■ Extracted data entries ■
=-=-=-=-=

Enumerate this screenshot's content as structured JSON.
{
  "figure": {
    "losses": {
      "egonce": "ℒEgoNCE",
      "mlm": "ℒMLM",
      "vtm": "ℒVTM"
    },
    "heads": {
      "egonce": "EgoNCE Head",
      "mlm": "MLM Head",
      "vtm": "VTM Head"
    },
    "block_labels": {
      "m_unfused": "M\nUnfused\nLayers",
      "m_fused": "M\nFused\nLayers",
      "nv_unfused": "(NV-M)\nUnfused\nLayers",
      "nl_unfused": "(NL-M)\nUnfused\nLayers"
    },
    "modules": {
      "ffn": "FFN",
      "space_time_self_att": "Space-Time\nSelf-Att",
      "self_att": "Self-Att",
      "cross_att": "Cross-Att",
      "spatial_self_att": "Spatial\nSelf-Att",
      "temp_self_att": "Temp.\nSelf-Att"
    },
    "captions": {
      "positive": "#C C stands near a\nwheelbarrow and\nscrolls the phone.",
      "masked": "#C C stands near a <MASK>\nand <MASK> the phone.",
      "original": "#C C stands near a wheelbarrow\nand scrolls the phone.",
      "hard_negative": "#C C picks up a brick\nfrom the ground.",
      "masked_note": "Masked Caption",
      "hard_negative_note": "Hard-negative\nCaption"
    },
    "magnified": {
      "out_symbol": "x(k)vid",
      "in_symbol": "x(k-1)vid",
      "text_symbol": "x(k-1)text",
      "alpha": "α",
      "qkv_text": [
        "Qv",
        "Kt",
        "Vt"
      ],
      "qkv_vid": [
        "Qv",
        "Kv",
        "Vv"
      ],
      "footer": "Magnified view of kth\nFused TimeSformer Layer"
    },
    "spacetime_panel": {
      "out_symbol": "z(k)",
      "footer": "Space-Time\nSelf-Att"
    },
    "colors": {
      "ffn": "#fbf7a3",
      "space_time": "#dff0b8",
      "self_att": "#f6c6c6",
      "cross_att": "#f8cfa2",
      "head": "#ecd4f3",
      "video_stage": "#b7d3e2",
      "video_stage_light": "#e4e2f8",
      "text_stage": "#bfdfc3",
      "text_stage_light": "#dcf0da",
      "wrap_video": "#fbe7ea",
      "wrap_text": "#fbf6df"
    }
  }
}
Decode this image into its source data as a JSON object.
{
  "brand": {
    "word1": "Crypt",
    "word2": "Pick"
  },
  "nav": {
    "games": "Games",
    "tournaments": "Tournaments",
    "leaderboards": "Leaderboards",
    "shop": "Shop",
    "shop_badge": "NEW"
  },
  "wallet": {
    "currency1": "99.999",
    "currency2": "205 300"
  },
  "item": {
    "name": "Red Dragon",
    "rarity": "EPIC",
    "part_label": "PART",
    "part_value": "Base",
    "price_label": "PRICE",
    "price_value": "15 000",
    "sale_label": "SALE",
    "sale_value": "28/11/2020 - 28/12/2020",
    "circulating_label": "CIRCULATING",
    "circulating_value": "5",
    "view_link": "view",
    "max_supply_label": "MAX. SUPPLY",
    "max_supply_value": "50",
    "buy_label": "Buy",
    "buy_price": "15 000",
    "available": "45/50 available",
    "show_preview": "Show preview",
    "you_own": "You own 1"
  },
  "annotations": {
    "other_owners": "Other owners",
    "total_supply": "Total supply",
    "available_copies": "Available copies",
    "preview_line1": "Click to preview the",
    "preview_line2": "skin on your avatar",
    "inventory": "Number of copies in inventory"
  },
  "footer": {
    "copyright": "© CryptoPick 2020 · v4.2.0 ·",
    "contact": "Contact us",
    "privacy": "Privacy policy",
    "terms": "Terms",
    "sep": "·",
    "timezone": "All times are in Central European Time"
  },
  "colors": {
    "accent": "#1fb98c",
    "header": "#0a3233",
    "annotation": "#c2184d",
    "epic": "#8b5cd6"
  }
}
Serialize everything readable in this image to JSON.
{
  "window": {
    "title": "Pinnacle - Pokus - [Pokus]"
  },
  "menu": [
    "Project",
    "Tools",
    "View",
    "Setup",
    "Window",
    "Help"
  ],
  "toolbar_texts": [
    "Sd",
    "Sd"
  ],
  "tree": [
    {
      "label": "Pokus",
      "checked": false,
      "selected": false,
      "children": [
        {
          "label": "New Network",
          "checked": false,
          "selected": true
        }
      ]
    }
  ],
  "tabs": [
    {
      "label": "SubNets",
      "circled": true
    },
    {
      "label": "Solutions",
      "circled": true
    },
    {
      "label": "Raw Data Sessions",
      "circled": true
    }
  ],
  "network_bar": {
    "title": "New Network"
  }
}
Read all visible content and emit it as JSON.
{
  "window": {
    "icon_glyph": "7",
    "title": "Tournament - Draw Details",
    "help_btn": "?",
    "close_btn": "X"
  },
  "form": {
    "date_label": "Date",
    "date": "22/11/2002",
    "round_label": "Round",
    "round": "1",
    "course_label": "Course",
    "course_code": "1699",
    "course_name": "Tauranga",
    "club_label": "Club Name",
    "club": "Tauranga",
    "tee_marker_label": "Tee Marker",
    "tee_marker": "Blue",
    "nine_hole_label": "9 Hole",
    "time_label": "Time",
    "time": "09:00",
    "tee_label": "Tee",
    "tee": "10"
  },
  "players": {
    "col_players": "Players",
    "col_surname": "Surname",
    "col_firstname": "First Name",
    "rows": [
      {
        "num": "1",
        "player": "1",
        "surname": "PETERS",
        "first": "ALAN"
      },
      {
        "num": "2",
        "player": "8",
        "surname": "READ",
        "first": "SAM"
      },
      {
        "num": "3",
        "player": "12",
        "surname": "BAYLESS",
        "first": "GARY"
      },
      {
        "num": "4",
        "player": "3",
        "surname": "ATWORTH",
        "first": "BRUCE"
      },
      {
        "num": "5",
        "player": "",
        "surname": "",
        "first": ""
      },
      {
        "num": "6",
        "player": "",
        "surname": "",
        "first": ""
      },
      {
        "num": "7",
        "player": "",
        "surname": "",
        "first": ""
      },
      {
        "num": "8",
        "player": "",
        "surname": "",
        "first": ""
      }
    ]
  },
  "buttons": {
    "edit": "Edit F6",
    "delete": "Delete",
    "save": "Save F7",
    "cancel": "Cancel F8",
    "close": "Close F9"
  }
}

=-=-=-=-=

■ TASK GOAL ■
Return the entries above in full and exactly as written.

■ EXERCISE OUTPUT ■
Enumerate this screenshot's content as structured JSON.
{
  "figure": {
    "losses": {
      "egonce": "ℒEgoNCE",
      "mlm": "ℒMLM",
      "vtm": "ℒVTM"
    },
    "heads": {
      "egonce": "EgoNCE Head",
      "mlm": "MLM Head",
      "vtm": "VTM Head"
    },
    "block_labels": {
      "m_unfused": "M\nUnfused\nLayers",
      "m_fused": "M\nFused\nLayers",
      "nv_unfused": "(NV-M)\nUnfused\nLayers",
      "nl_unfused": "(NL-M)\nUnfused\nLayers"
    },
    "modules": {
      "ffn": "FFN",
      "space_time_self_att": "Space-Time\nSelf-Att",
      "self_att": "Self-Att",
      "cross_att": "Cross-Att",
      "spatial_self_att": "Spatial\nSelf-Att",
      "temp_self_att": "Temp.\nSelf-Att"
    },
    "captions": {
      "positive": "#C C stands near a\nwheelbarrow and\nscrolls the phone.",
      "masked": "#C C stands near a <MASK>\nand <MASK> the phone.",
      "original": "#C C stands near a wheelbarrow\nand scrolls the phone.",
      "hard_negative": "#C C picks up a brick\nfrom the ground.",
      "masked_note": "Masked Caption",
      "hard_negative_note": "Hard-negative\nCaption"
    },
    "magnified": {
      "out_symbol": "x(k)vid",
      "in_symbol": "x(k-1)vid",
      "text_symbol": "x(k-1)text",
      "alpha": "α",
      "qkv_text": [
        "Qv",
        "Kt",
        "Vt"
      ],
      "qkv_vid": [
        "Qv",
        "Kv",
        "Vv"
      ],
      "footer": "Magnified view of kth\nFused TimeSformer Layer"
    },
    "spacetime_panel": {
      "out_symbol": "z(k)",
      "footer": "Space-Time\nSelf-Att"
    },
    "colors": {
      "ffn": "#fbf7a3",
      "space_time": "#dff0b8",
      "self_att": "#f6c6c6",
      "cross_att": "#f8cfa2",
      "head": "#ecd4f3",
      "video_stage": "#b7d3e2",
      "video_stage_light": "#e4e2f8",
      "text_stage": "#bfdfc3",
      "text_stage_light": "#dcf0da",
      "wrap_video": "#fbe7ea",
      "wrap_text": "#fbf6df"
    }
  }
}
Decode this image into its source data as a JSON object.
{
  "brand": {
    "word1": "Crypt",
    "word2": "Pick"
  },
  "nav": {
    "games": "Games",
    "tournaments": "Tournaments",
    "leaderboards": "Leaderboards",
    "shop": "Shop",
    "shop_badge": "NEW"
  },
  "wallet": {
    "currency1": "99.999",
    "currency2": "205 300"
  },
  "item": {
    "name": "Red Dragon",
    "rarity": "EPIC",
    "part_label": "PART",
    "part_value": "Base",
    "price_label": "PRICE",
    "price_value": "15 000",
    "sale_label": "SALE",
    "sale_value": "28/11/2020 - 28/12/2020",
    "circulating_label": "CIRCULATING",
    "circulating_value": "5",
    "view_link": "view",
    "max_supply_label": "MAX. SUPPLY",
    "max_supply_value": "50",
    "buy_label": "Buy",
    "buy_price": "15 000",
    "available": "45/50 available",
    "show_preview": "Show preview",
    "you_own": "You own 1"
  },
  "annotations": {
    "other_owners": "Other owners",
    "total_supply": "Total supply",
    "available_copies": "Available copies",
    "preview_line1": "Click to preview the",
    "preview_line2": "skin on your avatar",
    "inventory": "Number of copies in inventory"
  },
  "footer": {
    "copyright": "© CryptoPick 2020 · v4.2.0 ·",
    "contact": "Contact us",
    "privacy": "Privacy policy",
    "terms": "Terms",
    "sep": "·",
    "timezone": "All times are in Central European Time"
  },
  "colors": {
    "accent": "#1fb98c",
    "header": "#0a3233",
    "annotation": "#c2184d",
    "epic": "#8b5cd6"
  }
}
Serialize everything readable in this image to JSON.
{
  "window": {
    "title": "Pinnacle - Pokus - [Pokus]"
  },
  "menu": [
    "Project",
    "Tools",
    "View",
    "Setup",
    "Window",
    "Help"
  ],
  "toolbar_texts": [
    "Sd",
    "Sd"
  ],
  "tree": [
    {
      "label": "Pokus",
      "checked": false,
      "selected": false,
      "children": [
        {
          "label": "New Network",
          "checked": false,
          "selected": true
        }
      ]
    }
  ],
  "tabs": [
    {
      "label": "SubNets",
      "circled": true
    },
    {
      "label": "Solutions",
      "circled": true
    },
    {
      "label": "Raw Data Sessions",
      "circled": true
    }
  ],
  "network_bar": {
    "title": "New Network"
  }
}
Read all visible content and emit it as JSON.
{
  "window": {
    "icon_glyph": "7",
    "title": "Tournament - Draw Details",
    "help_btn": "?",
    "close_btn": "X"
  },
  "form": {
    "date_label": "Date",
    "date": "22/11/2002",
    "round_label": "Round",
    "round": "1",
    "course_label": "Course",
    "course_code": "1699",
    "course_name": "Tauranga",
    "club_label": "Club Name",
    "club": "Tauranga",
    "tee_marker_label": "Tee Marker",
    "tee_marker": "Blue",
    "nine_hole_label": "9 Hole",
    "time_label": "Time",
    "time": "09:00",
    "tee_label": "Tee",
    "tee": "10"
  },
  "players": {
    "col_players": "Players",
    "col_surname": "Surname",
    "col_firstname": "First Name",
    "rows": [
      {
        "num": "1",
        "player": "1",
        "surname": "PETERS",
        "first": "ALAN"
      },
      {
        "num": "2",
        "player": "8",
        "surname": "READ",
        "first": "SAM"
      },
      {
        "num": "3",
        "player": "12",
        "surname": "BAYLESS",
        "first": "GARY"
      },
      {
        "num": "4",
        "player": "3",
        "surname": "ATWORTH",
        "first": "BRUCE"
      },
      {
        "num": "5",
        "player": "",
        "surname": "",
        "first": ""
      },
      {
        "num": "6",
        "player": "",
        "surname": "",
        "first": ""
      },
      {
        "num": "7",
        "player": "",
        "surname": "",
        "first": ""
      },
      {
        "num": "8",
        "player": "",
        "surname": "",
        "first": ""
      }
    ]
  },
  "buttons": {
    "edit": "Edit F6",
    "delete": "Delete",
    "save": "Save F7",
    "cancel": "Cancel F8",
    "close": "Close F9"
  }
}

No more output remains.